The Reds have reached an agreement with No. 2 overall draft pick Nick Senzel and will sign the Tennessee third baseman for a $6.2MM bonus later today, reports MLB.com’s Jim Callis (on Twitter). The second pick came with a value of $7,762,900 this season, meaning that Cincinnati will save $1,562,900 on the pick. That money can be reallocated to other picks further down the team’s draft board.

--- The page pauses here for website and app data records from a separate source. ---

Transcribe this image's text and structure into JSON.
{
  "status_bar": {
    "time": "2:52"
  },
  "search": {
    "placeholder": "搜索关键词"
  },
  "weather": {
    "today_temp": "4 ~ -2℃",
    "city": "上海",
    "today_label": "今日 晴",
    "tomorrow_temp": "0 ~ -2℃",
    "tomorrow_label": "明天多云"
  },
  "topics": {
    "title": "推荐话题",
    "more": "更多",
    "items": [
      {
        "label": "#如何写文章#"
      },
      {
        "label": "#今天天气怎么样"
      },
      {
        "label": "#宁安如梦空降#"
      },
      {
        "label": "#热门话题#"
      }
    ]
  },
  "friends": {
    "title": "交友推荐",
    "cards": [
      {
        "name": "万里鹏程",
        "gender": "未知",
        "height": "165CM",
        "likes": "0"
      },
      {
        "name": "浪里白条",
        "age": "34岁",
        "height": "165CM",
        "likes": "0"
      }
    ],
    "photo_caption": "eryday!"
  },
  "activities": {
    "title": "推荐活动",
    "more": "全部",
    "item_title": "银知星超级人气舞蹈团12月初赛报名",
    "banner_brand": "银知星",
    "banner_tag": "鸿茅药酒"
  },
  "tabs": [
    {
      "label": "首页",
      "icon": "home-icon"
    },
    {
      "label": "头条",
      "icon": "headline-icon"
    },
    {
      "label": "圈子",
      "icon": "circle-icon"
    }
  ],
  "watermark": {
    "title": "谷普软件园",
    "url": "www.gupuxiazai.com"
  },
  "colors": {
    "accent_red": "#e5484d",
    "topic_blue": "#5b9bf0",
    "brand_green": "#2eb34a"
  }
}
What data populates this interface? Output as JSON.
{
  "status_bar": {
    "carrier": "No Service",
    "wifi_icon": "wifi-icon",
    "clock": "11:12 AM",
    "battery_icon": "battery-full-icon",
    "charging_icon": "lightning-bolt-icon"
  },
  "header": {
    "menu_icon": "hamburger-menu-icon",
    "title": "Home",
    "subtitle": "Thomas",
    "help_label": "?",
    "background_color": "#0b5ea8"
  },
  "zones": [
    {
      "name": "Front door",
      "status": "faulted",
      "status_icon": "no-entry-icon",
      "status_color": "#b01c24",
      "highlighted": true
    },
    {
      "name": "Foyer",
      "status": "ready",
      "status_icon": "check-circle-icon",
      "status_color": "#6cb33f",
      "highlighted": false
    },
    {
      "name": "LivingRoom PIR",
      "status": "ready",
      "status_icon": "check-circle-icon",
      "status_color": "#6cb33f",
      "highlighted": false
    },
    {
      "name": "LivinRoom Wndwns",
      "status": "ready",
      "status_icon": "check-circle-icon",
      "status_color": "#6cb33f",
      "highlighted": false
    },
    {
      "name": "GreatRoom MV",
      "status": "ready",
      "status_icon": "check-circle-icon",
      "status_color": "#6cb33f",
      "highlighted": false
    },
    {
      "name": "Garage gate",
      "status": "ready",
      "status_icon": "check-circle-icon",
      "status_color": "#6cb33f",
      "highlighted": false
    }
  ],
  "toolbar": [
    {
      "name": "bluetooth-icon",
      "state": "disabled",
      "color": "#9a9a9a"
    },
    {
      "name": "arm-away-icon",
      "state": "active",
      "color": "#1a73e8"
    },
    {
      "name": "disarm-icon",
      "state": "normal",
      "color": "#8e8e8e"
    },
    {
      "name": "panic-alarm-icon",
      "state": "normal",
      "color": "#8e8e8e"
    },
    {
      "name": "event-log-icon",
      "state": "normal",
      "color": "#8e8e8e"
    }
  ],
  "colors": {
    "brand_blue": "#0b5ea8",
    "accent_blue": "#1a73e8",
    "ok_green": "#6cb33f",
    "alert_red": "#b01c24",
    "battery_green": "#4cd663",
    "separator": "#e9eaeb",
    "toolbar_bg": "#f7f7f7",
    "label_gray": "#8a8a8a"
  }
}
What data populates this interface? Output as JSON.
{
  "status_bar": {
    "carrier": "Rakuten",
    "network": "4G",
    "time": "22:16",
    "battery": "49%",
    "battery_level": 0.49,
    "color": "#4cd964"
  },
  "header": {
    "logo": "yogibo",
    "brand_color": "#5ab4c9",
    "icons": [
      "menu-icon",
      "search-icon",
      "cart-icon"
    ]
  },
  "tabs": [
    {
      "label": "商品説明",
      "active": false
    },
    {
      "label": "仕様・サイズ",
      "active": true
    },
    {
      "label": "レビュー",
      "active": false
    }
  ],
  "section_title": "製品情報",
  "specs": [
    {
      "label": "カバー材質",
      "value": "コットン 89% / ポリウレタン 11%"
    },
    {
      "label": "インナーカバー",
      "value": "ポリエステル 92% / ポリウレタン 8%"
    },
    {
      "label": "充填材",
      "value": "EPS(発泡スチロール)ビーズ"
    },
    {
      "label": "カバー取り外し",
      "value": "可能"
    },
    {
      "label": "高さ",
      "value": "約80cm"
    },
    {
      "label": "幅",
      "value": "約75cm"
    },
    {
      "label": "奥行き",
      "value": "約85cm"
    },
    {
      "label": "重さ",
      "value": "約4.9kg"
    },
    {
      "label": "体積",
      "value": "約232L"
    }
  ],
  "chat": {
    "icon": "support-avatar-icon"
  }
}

Callis refers to Senzel as the best college hitter in this year’s draft class, and he’s not alone in that thought. as ESPN’s Keith Law called him the “most advanced college hitter in the draft” while ranking him eighth among draft prospects. Callis and his colleague Jonathan Mayo ranked Senzel seventh in the draft, while Baseball America had him ranked sixth on their Top 500 list. All of the scouting reports agree that Senzel quieted defensive concerns in 2016 and turned himself into a solid enough defender at the hot corner that scouts now believe he can stick their as a professional. Callis and Mayo rate his hit tool, power, speed, arm and glove all average or better, though both Law and BA note that his power, to this point, is more apparent in batting practice than in game settings. Senzel’s penchant for hard contact and his improved work at third base seemingly give him something of a high floor, even if his power never comes around to allow him to turn into a star.
Cincinnati entered the 2016 draft with the largest pool of any Major League team due to the size of that No. 2 overall slot and because they won the top pick in Competitive Balance Round A (No. 35 overall) in last summer’s lottery. That slot came with a $1,837,200 value and was used on outfielder Taylor Trammell — a two-sport star (football) in high school that some had projected to go in the first round and as such may require an over-slot deal to break his commitment to Georgia Tech. Overall, Cincinnati carried a pool of $13,923,700, meaning they now have $7,723,700 remaining to spend on Trammell and their picks in rounds two through 10. (Players selected after the 10th round do not count against a team’s pool unless the bonus exceeds $100K, in which case only the overage is subtracted from the pool.)